### Dataset content

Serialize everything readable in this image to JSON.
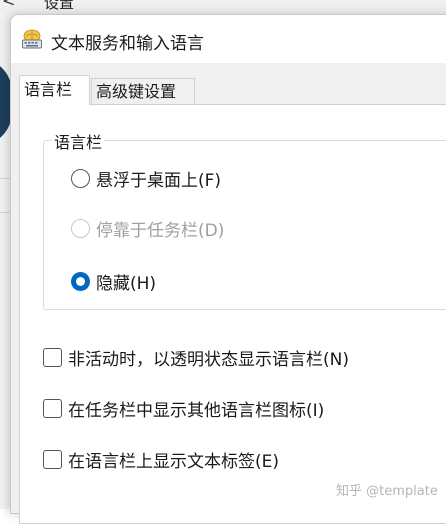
{
  "background_window": {
    "back_glyph": "<",
    "title": "设置"
  },
  "dialog": {
    "title": "文本服务和输入语言",
    "icon": "keyboard-globe-icon"
  },
  "tabs": [
    {
      "label": "语言栏",
      "active": true
    },
    {
      "label": "高级键设置",
      "active": false
    }
  ],
  "language_bar_group": {
    "legend": "语言栏",
    "options": [
      {
        "label": "悬浮于桌面上(F)",
        "checked": false,
        "disabled": false
      },
      {
        "label": "停靠于任务栏(D)",
        "checked": false,
        "disabled": true
      },
      {
        "label": "隐藏(H)",
        "checked": true,
        "disabled": false
      }
    ]
  },
  "checkboxes": [
    {
      "label": "非活动时，以透明状态显示语言栏(N)",
      "checked": false
    },
    {
      "label": "在任务栏中显示其他语言栏图标(I)",
      "checked": false
    },
    {
      "label": "在语言栏上显示文本标签(E)",
      "checked": false
    }
  ],
  "watermark": "知乎 @template",
  "colors": {
    "accent": "#0067c0",
    "dialog_bg": "#f0f0f0",
    "panel_bg": "#ffffff"
  }
}
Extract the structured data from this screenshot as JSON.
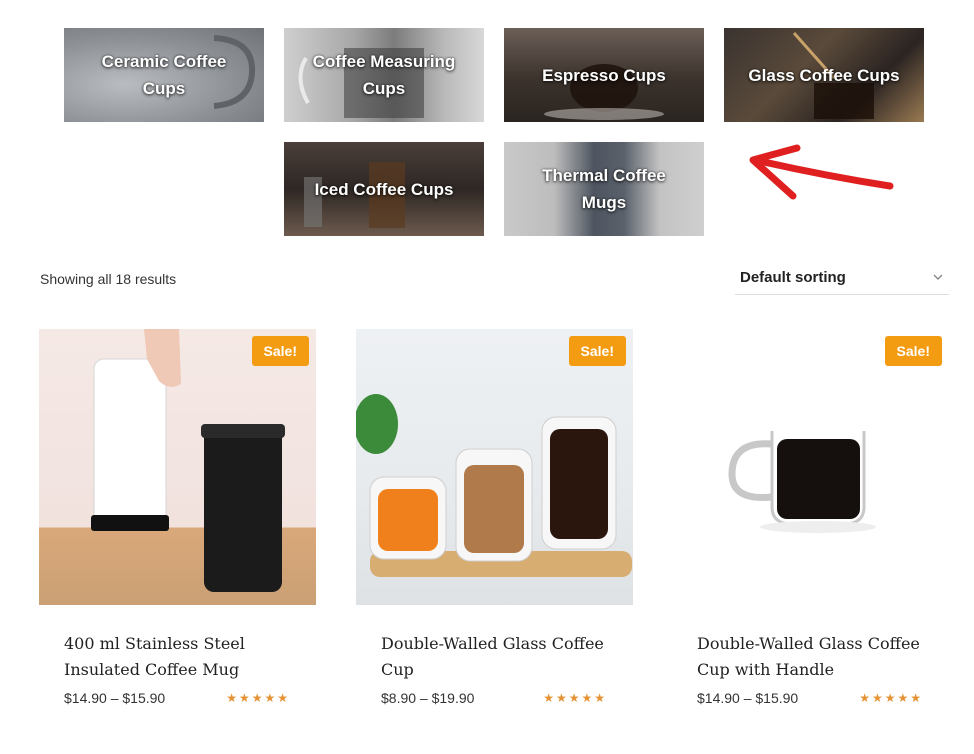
{
  "categories": [
    {
      "label": "Ceramic Coffee Cups"
    },
    {
      "label": "Coffee Measuring Cups"
    },
    {
      "label": "Espresso Cups"
    },
    {
      "label": "Glass Coffee Cups"
    },
    {
      "label": "Iced Coffee Cups"
    },
    {
      "label": "Thermal Coffee Mugs"
    }
  ],
  "toolbar": {
    "result_count": "Showing all 18 results",
    "sorting_selected": "Default sorting",
    "sorting_icon": "chevron-down-icon"
  },
  "annotation": {
    "icon": "red-arrow-icon",
    "color": "#e02020"
  },
  "products": [
    {
      "badge": "Sale!",
      "title": "400 ml Stainless Steel Insulated Coffee Mug",
      "price": "$14.90 – $15.90",
      "rating": "★★★★★",
      "rating_value": 5
    },
    {
      "badge": "Sale!",
      "title": "Double-Walled Glass Coffee Cup",
      "price": "$8.90 – $19.90",
      "rating": "★★★★★",
      "rating_value": 5
    },
    {
      "badge": "Sale!",
      "title": "Double-Walled Glass Coffee Cup with Handle",
      "price": "$14.90 – $15.90",
      "rating": "★★★★★",
      "rating_value": 5
    }
  ],
  "colors": {
    "accent": "#f39c12",
    "star": "#e59234",
    "text": "#222222"
  }
}
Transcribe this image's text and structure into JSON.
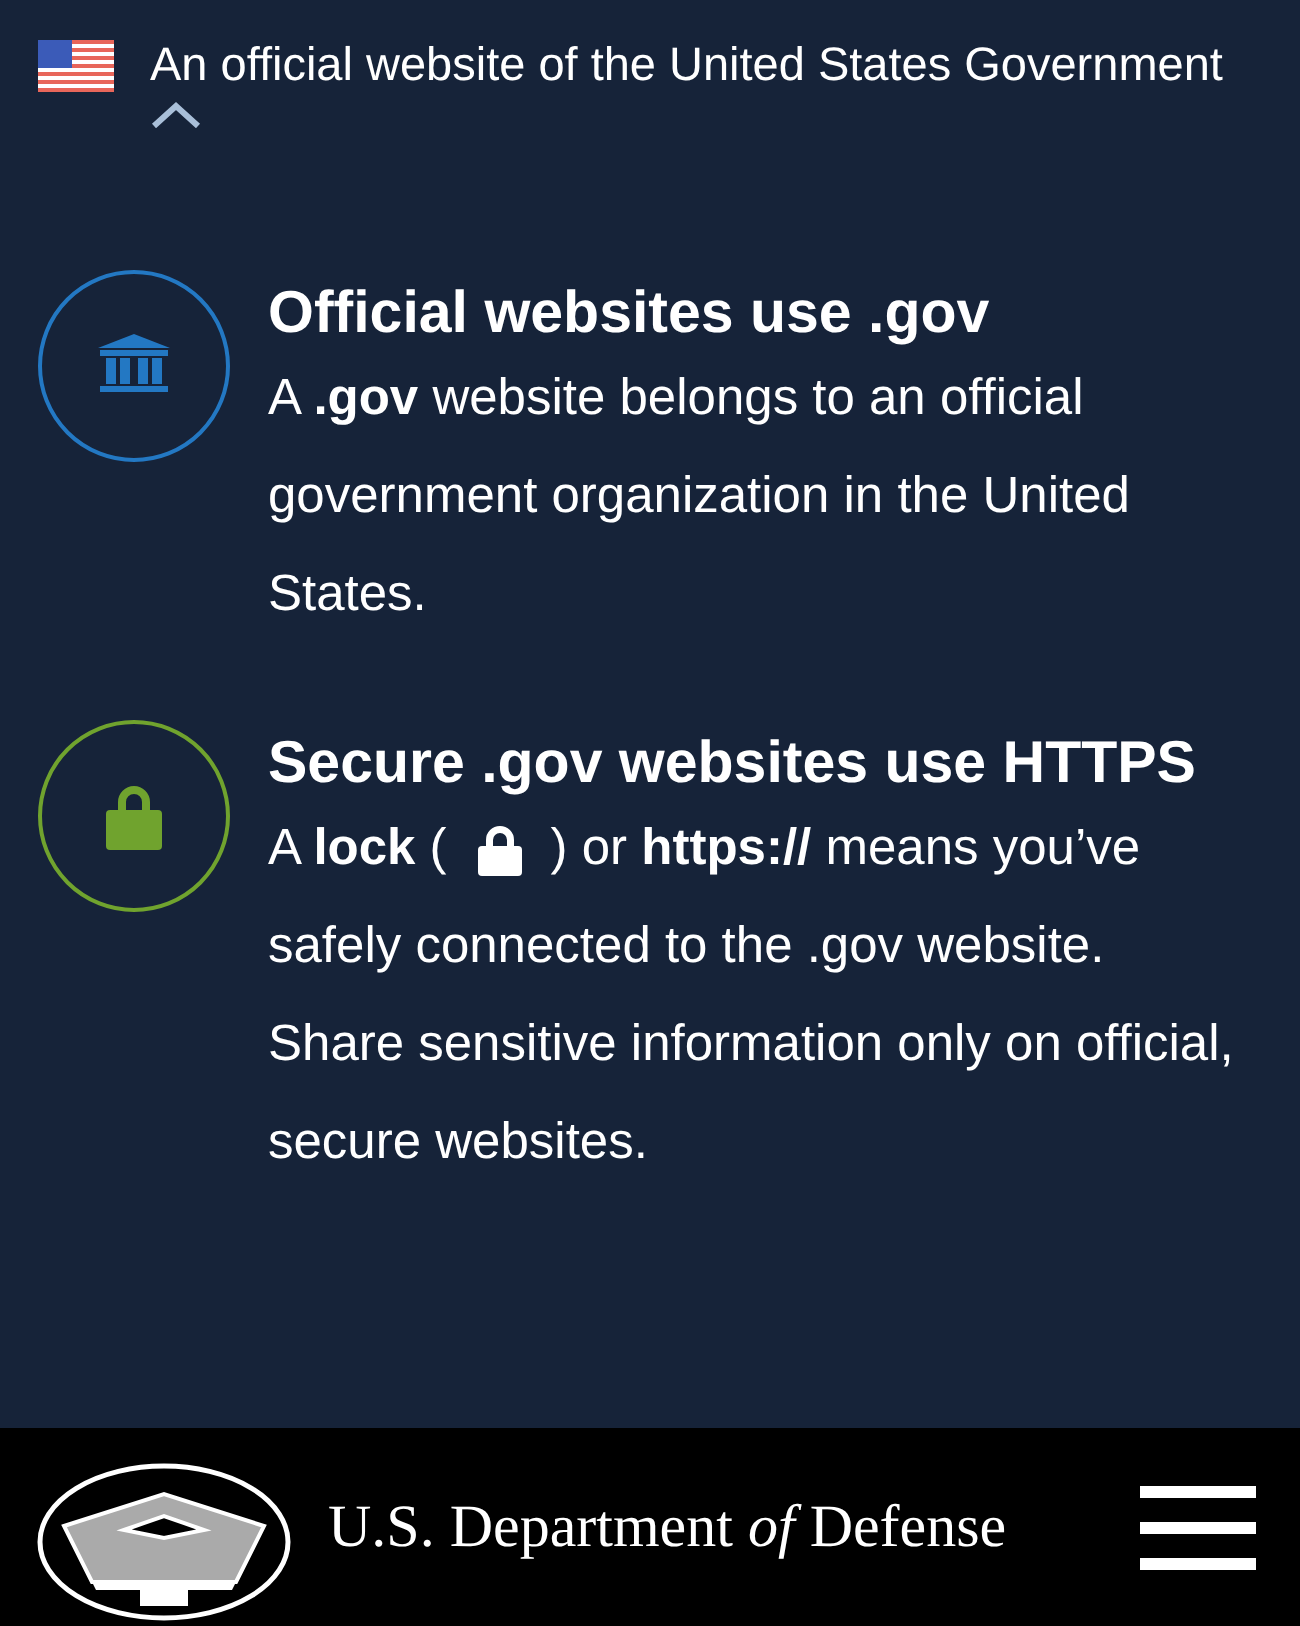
{
  "banner": {
    "text": "An official website of the United States Government",
    "expanded": true
  },
  "sections": [
    {
      "kind": "building",
      "color": "#2378c3",
      "title": "Official websites use .gov",
      "body": "A **.gov** website belongs to an official government organization in the United States."
    },
    {
      "kind": "lock",
      "color": "#70a32e",
      "title": "Secure .gov websites use HTTPS",
      "lead_parts": [
        "A **lock** (",
        ") or **https://** means you’ve"
      ],
      "body": "safely connected to the .gov website. Share sensitive information only on official, secure websites."
    }
  ],
  "footer": {
    "title": "U.S. Department *of* Defense"
  }
}
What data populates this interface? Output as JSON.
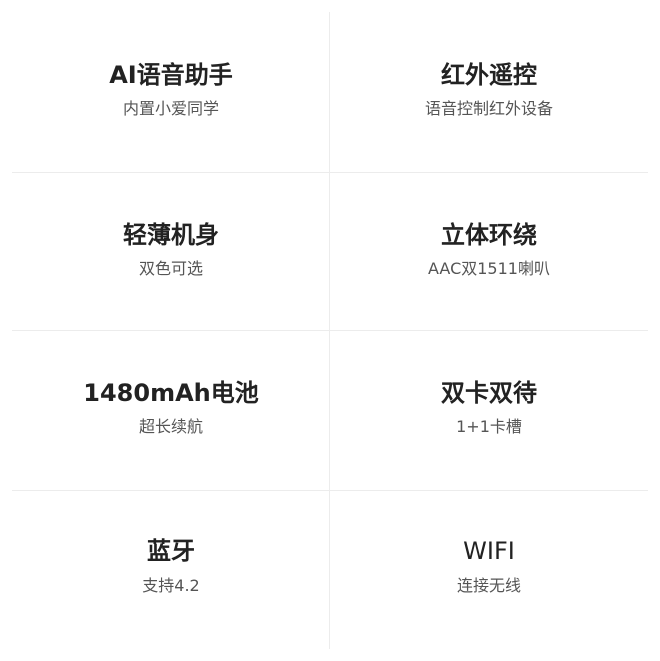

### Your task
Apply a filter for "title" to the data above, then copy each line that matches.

### Output
    "title": "设置"
    "title": "文本服务和输入语言",
      "title": "400 ml Stainless Steel Insulated Coffee Mug",
      "title": "Double-Walled Glass Coffee Cup",
      "title": "Double-Walled Glass Coffee Cup with Handle",
      "title": "Official websites use .gov",
      "title": "Secure .gov websites use HTTPS",
    "title": "U.S. Department *of* Defense"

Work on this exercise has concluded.